Items from an interface collection:
****
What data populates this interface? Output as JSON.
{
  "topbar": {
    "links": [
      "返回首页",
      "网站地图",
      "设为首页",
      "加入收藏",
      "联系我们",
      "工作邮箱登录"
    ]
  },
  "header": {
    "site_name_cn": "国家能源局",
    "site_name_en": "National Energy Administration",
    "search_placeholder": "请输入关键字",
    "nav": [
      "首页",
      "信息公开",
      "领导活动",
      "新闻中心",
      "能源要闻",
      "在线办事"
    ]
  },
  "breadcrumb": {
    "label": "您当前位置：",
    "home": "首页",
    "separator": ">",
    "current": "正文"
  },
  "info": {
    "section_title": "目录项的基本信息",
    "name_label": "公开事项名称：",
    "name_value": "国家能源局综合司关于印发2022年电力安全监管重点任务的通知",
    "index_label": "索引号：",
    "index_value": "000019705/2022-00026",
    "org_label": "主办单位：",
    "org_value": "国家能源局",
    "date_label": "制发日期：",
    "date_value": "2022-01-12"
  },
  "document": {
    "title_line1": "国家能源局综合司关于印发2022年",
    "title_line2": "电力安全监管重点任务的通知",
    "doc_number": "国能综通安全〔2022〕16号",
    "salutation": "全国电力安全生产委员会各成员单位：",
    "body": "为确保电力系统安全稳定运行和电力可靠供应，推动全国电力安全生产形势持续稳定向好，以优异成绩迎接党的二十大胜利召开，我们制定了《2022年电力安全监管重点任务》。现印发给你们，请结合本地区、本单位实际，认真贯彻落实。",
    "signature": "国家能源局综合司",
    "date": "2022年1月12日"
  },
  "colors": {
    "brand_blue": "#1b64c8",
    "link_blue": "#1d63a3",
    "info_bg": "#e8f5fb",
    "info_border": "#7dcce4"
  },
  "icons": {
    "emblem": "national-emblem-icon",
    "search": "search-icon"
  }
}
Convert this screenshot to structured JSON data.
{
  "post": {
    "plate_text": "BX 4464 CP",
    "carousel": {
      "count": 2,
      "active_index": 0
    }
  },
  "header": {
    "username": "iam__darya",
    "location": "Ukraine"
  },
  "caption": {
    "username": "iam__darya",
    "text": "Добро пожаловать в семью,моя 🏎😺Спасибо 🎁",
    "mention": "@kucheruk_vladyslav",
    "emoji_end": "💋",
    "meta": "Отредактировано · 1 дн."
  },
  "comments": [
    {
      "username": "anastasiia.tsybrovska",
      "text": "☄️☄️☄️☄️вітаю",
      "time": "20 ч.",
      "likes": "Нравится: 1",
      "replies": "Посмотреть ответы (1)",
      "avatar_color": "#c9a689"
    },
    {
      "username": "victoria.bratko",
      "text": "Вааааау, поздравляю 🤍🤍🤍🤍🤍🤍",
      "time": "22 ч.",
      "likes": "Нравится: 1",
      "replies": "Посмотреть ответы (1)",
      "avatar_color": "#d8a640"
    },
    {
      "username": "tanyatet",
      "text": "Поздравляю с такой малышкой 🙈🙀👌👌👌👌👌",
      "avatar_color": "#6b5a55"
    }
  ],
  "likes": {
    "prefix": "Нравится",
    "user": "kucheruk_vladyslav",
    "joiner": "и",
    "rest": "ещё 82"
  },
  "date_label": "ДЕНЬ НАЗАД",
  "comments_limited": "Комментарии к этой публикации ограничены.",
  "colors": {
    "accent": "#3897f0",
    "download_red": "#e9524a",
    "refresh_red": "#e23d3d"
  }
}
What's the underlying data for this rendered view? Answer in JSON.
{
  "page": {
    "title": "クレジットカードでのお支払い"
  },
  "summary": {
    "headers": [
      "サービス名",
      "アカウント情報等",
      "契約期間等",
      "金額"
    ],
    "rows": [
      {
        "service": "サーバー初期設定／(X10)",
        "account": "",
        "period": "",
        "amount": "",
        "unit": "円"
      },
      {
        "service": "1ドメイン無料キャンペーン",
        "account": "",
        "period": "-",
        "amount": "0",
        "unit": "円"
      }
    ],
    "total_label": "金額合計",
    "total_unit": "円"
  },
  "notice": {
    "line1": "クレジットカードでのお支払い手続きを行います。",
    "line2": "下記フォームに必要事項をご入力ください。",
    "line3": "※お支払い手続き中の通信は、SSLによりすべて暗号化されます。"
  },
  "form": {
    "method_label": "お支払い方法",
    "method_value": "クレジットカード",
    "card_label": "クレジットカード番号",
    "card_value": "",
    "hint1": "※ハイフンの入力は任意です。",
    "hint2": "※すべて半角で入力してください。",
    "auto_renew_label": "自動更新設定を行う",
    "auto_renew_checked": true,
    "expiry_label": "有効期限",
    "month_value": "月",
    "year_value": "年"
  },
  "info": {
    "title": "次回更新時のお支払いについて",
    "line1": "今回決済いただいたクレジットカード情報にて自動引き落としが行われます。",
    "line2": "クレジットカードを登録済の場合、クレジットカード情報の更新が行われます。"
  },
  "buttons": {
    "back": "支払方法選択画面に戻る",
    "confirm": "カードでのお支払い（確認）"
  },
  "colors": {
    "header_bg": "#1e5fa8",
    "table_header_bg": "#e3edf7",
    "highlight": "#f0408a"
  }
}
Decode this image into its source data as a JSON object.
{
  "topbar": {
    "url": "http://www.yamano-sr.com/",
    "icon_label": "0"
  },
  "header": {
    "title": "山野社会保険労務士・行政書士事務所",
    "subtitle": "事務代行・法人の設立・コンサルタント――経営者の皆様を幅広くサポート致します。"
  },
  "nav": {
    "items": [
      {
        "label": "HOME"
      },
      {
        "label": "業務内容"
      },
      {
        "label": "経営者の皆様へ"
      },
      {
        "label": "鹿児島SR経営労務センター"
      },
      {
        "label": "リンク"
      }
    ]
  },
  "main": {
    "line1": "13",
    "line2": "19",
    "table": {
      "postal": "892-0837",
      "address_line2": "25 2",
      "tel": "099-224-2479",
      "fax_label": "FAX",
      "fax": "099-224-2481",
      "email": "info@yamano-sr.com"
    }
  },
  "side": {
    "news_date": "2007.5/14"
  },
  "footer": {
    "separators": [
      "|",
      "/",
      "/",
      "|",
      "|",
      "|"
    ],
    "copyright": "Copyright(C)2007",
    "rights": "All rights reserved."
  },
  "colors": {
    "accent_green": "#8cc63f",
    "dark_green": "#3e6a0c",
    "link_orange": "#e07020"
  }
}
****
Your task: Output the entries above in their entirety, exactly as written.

Exercise solution:
What data populates this interface? Output as JSON.
{
  "topbar": {
    "links": [
      "返回首页",
      "网站地图",
      "设为首页",
      "加入收藏",
      "联系我们",
      "工作邮箱登录"
    ]
  },
  "header": {
    "site_name_cn": "国家能源局",
    "site_name_en": "National Energy Administration",
    "search_placeholder": "请输入关键字",
    "nav": [
      "首页",
      "信息公开",
      "领导活动",
      "新闻中心",
      "能源要闻",
      "在线办事"
    ]
  },
  "breadcrumb": {
    "label": "您当前位置：",
    "home": "首页",
    "separator": ">",
    "current": "正文"
  },
  "info": {
    "section_title": "目录项的基本信息",
    "name_label": "公开事项名称：",
    "name_value": "国家能源局综合司关于印发2022年电力安全监管重点任务的通知",
    "index_label": "索引号：",
    "index_value": "000019705/2022-00026",
    "org_label": "主办单位：",
    "org_value": "国家能源局",
    "date_label": "制发日期：",
    "date_value": "2022-01-12"
  },
  "document": {
    "title_line1": "国家能源局综合司关于印发2022年",
    "title_line2": "电力安全监管重点任务的通知",
    "doc_number": "国能综通安全〔2022〕16号",
    "salutation": "全国电力安全生产委员会各成员单位：",
    "body": "为确保电力系统安全稳定运行和电力可靠供应，推动全国电力安全生产形势持续稳定向好，以优异成绩迎接党的二十大胜利召开，我们制定了《2022年电力安全监管重点任务》。现印发给你们，请结合本地区、本单位实际，认真贯彻落实。",
    "signature": "国家能源局综合司",
    "date": "2022年1月12日"
  },
  "colors": {
    "brand_blue": "#1b64c8",
    "link_blue": "#1d63a3",
    "info_bg": "#e8f5fb",
    "info_border": "#7dcce4"
  },
  "icons": {
    "emblem": "national-emblem-icon",
    "search": "search-icon"
  }
}
Convert this screenshot to structured JSON data.
{
  "post": {
    "plate_text": "BX 4464 CP",
    "carousel": {
      "count": 2,
      "active_index": 0
    }
  },
  "header": {
    "username": "iam__darya",
    "location": "Ukraine"
  },
  "caption": {
    "username": "iam__darya",
    "text": "Добро пожаловать в семью,моя 🏎😺Спасибо 🎁",
    "mention": "@kucheruk_vladyslav",
    "emoji_end": "💋",
    "meta": "Отредактировано · 1 дн."
  },
  "comments": [
    {
      "username": "anastasiia.tsybrovska",
      "text": "☄️☄️☄️☄️вітаю",
      "time": "20 ч.",
      "likes": "Нравится: 1",
      "replies": "Посмотреть ответы (1)",
      "avatar_color": "#c9a689"
    },
    {
      "username": "victoria.bratko",
      "text": "Вааааау, поздравляю 🤍🤍🤍🤍🤍🤍",
      "time": "22 ч.",
      "likes": "Нравится: 1",
      "replies": "Посмотреть ответы (1)",
      "avatar_color": "#d8a640"
    },
    {
      "username": "tanyatet",
      "text": "Поздравляю с такой малышкой 🙈🙀👌👌👌👌👌",
      "avatar_color": "#6b5a55"
    }
  ],
  "likes": {
    "prefix": "Нравится",
    "user": "kucheruk_vladyslav",
    "joiner": "и",
    "rest": "ещё 82"
  },
  "date_label": "ДЕНЬ НАЗАД",
  "comments_limited": "Комментарии к этой публикации ограничены.",
  "colors": {
    "accent": "#3897f0",
    "download_red": "#e9524a",
    "refresh_red": "#e23d3d"
  }
}
What's the underlying data for this rendered view? Answer in JSON.
{
  "page": {
    "title": "クレジットカードでのお支払い"
  },
  "summary": {
    "headers": [
      "サービス名",
      "アカウント情報等",
      "契約期間等",
      "金額"
    ],
    "rows": [
      {
        "service": "サーバー初期設定／(X10)",
        "account": "",
        "period": "",
        "amount": "",
        "unit": "円"
      },
      {
        "service": "1ドメイン無料キャンペーン",
        "account": "",
        "period": "-",
        "amount": "0",
        "unit": "円"
      }
    ],
    "total_label": "金額合計",
    "total_unit": "円"
  },
  "notice": {
    "line1": "クレジットカードでのお支払い手続きを行います。",
    "line2": "下記フォームに必要事項をご入力ください。",
    "line3": "※お支払い手続き中の通信は、SSLによりすべて暗号化されます。"
  },
  "form": {
    "method_label": "お支払い方法",
    "method_value": "クレジットカード",
    "card_label": "クレジットカード番号",
    "card_value": "",
    "hint1": "※ハイフンの入力は任意です。",
    "hint2": "※すべて半角で入力してください。",
    "auto_renew_label": "自動更新設定を行う",
    "auto_renew_checked": true,
    "expiry_label": "有効期限",
    "month_value": "月",
    "year_value": "年"
  },
  "info": {
    "title": "次回更新時のお支払いについて",
    "line1": "今回決済いただいたクレジットカード情報にて自動引き落としが行われます。",
    "line2": "クレジットカードを登録済の場合、クレジットカード情報の更新が行われます。"
  },
  "buttons": {
    "back": "支払方法選択画面に戻る",
    "confirm": "カードでのお支払い（確認）"
  },
  "colors": {
    "header_bg": "#1e5fa8",
    "table_header_bg": "#e3edf7",
    "highlight": "#f0408a"
  }
}
Decode this image into its source data as a JSON object.
{
  "topbar": {
    "url": "http://www.yamano-sr.com/",
    "icon_label": "0"
  },
  "header": {
    "title": "山野社会保険労務士・行政書士事務所",
    "subtitle": "事務代行・法人の設立・コンサルタント――経営者の皆様を幅広くサポート致します。"
  },
  "nav": {
    "items": [
      {
        "label": "HOME"
      },
      {
        "label": "業務内容"
      },
      {
        "label": "経営者の皆様へ"
      },
      {
        "label": "鹿児島SR経営労務センター"
      },
      {
        "label": "リンク"
      }
    ]
  },
  "main": {
    "line1": "13",
    "line2": "19",
    "table": {
      "postal": "892-0837",
      "address_line2": "25 2",
      "tel": "099-224-2479",
      "fax_label": "FAX",
      "fax": "099-224-2481",
      "email": "info@yamano-sr.com"
    }
  },
  "side": {
    "news_date": "2007.5/14"
  },
  "footer": {
    "separators": [
      "|",
      "/",
      "/",
      "|",
      "|",
      "|"
    ],
    "copyright": "Copyright(C)2007",
    "rights": "All rights reserved."
  },
  "colors": {
    "accent_green": "#8cc63f",
    "dark_green": "#3e6a0c",
    "link_orange": "#e07020"
  }
}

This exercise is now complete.